_Extracted data:_
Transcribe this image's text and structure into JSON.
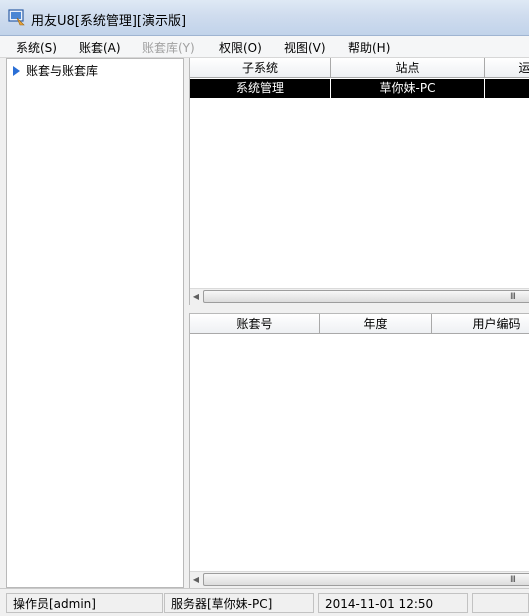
{
  "window": {
    "title": "用友U8[系统管理][演示版]"
  },
  "menu": {
    "items": [
      {
        "label": "系统(S)",
        "enabled": true
      },
      {
        "label": "账套(A)",
        "enabled": true
      },
      {
        "label": "账套库(Y)",
        "enabled": false
      },
      {
        "label": "权限(O)",
        "enabled": true
      },
      {
        "label": "视图(V)",
        "enabled": true
      },
      {
        "label": "帮助(H)",
        "enabled": true
      }
    ]
  },
  "tree": {
    "root_label": "账套与账套库"
  },
  "top_table": {
    "columns": [
      "子系统",
      "站点",
      "运"
    ],
    "rows": [
      [
        "系统管理",
        "草你妹-PC",
        ""
      ]
    ]
  },
  "bottom_table": {
    "columns": [
      "账套号",
      "年度",
      "用户编码"
    ],
    "rows": []
  },
  "scrollbar": {
    "grip": "III"
  },
  "status": {
    "operator": "操作员[admin]",
    "server": "服务器[草你妹-PC]",
    "datetime": "2014-11-01 12:50"
  },
  "colors": {
    "selection_bg": "#000000",
    "selection_text": "#ffffff",
    "tree_arrow": "#2a6fd6"
  },
  "icons": {
    "app": "u8-app-icon",
    "tree_expand": "triangle-right-icon",
    "scroll_left": "arrow-left-icon"
  }
}
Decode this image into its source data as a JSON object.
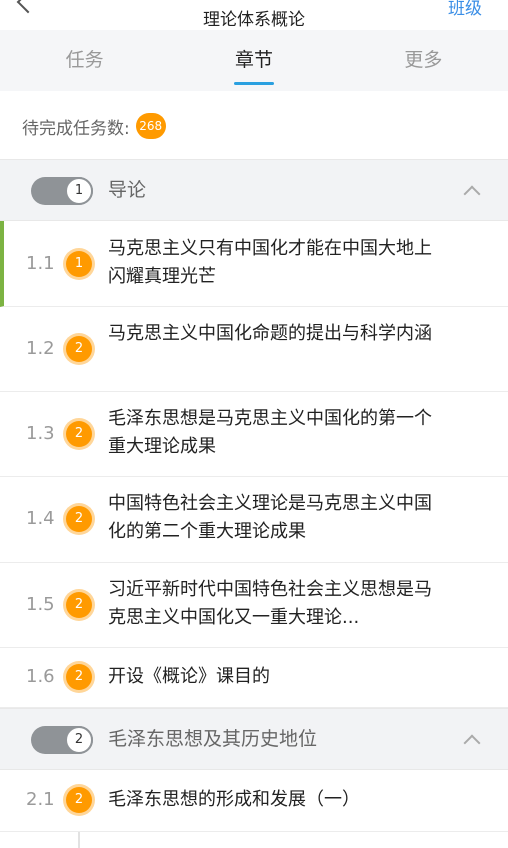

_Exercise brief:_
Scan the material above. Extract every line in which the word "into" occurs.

_Answer box:_
Transcribe this image's text and structure into JSON.
Decode this image into its source data as a JSON object.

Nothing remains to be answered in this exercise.